- Students see themselves as writers. They confidently write daily and have developed both fluency and style. All those poetry techniques also make other kinds of writing better.
- Revision has become ordinary. We do this routinely and resistance to going back to a piece of writing has dropped. Writers revise and we are writers.
- All of our writing matters in our community of writers. Everyone will share their writing and everyone can pick out bits of excellence when they hear it in each other’s writing.
- A project gives everyone a reason to persist. No one wants a half-finished book, so everyone pushed through, developing stamina as they worked through the revision of all ten poems.
250 student poems later and ten more of my own and we have created 26 individual anthologies of poetry. They are beautifully imperfect and incredibly perfect at the same time. And totally worth the time and effort.
What does it mean to identify as teacher-writer?
I write with my students, I write for my students, I write to understand my students, I write to understand my teaching and my students’ learning. That’s probably the definition of teacher-writer.
Today I experimented with a writing provocation I found in a Teachers and Writers Magazine article. It attracted my attention because it began with doing–actually with a blind contour drawing. I love to have students do something as a provocation for writing–probably because I like to DO as a way to instigate my own writing.
So, following the directions in the article, I used my non-dominant hand to draw my hand, keeping my eyes on my hand and not on the drawing. I tried not to lift my pen, keeping my pen following all the lines and shapes I saw on my hand.
After drawing I opened my notebook and began a list of words evoked by my examination of my hand. then I came up with some metaphors. I thought back to memories about what my hands had touched or done, capturing some of those thoughts in my notebook. I went on to express my gratitude to my hands.
The next step was to write about my hand, using the ideas generated before–or not–for about 7 minutes (my favorite writing time!).
Finally, using a different colored pen, I added words to my blind contour drawing of my hand, creating a collage of sorts. I didn’t directly copy my writing, just added some of the words and phrases I had generated.
Students could go on to write an essay or ode about their hands, having generated a plethora of ideas.

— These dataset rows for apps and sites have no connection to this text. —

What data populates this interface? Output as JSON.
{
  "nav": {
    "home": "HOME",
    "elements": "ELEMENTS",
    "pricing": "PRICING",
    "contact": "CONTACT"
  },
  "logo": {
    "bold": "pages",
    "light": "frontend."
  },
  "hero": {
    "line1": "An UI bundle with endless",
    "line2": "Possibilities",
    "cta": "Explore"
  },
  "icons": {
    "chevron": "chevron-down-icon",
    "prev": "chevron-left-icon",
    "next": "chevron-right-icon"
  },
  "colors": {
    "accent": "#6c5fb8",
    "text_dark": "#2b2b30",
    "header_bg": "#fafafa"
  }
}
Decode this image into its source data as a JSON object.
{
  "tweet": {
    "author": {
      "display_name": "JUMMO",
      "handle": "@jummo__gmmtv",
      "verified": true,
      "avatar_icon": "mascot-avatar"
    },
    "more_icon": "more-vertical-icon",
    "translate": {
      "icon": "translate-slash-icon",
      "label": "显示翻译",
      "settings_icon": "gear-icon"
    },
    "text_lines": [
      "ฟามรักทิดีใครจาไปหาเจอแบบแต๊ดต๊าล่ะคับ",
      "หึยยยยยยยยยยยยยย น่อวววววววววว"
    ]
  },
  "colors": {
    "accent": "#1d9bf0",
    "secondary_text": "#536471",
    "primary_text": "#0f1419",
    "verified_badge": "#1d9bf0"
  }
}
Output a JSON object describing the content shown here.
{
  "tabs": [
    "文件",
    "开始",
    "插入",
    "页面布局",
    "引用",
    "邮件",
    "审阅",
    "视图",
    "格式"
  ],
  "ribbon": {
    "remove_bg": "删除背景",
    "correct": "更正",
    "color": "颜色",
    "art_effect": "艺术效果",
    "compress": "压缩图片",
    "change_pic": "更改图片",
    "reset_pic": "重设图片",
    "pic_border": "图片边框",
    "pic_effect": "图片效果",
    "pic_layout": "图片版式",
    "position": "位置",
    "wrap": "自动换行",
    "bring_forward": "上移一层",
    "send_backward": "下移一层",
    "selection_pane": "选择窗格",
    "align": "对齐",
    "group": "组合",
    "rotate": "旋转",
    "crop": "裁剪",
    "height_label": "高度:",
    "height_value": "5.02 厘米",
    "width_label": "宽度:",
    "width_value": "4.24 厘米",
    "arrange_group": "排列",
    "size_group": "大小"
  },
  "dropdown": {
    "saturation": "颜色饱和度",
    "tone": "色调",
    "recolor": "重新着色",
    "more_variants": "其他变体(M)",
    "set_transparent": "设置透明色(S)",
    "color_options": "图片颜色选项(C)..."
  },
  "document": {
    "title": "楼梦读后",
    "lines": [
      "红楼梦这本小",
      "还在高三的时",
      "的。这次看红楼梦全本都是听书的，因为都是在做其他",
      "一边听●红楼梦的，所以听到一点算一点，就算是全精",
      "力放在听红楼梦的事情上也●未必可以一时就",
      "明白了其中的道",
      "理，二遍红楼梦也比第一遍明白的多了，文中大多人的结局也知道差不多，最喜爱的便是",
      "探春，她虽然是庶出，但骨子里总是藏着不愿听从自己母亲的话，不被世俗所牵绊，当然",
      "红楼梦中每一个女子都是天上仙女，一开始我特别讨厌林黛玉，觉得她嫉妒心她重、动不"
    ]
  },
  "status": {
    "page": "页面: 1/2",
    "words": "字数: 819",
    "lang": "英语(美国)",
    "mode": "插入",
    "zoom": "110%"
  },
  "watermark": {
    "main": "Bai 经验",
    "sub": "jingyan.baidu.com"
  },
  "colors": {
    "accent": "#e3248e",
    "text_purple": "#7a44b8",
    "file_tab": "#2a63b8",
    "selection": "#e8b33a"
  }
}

Having tried this writing on as a writer myself helps me identify how it might or might not work for my students. My young students might do better studying their non-dominant hand and using their dominant hand for drawing. I know they will worry about how the drawing might come out–I’ll have to show them some strategies and perhaps do a practice or two before we start for real. We may brainstorm words about their hands as a group before they begin their individual lists. But, I think I’ll try this project with my students. I love the blind contour aspect, the close examination, and the way that careful attention leads to more interesting writing.
What strategies do you use to keep the writerly part of yourself sharp? How do you hone your skills as a teacher-writer? Does anyone know a great picture book that focuses on one body part that is not about hands?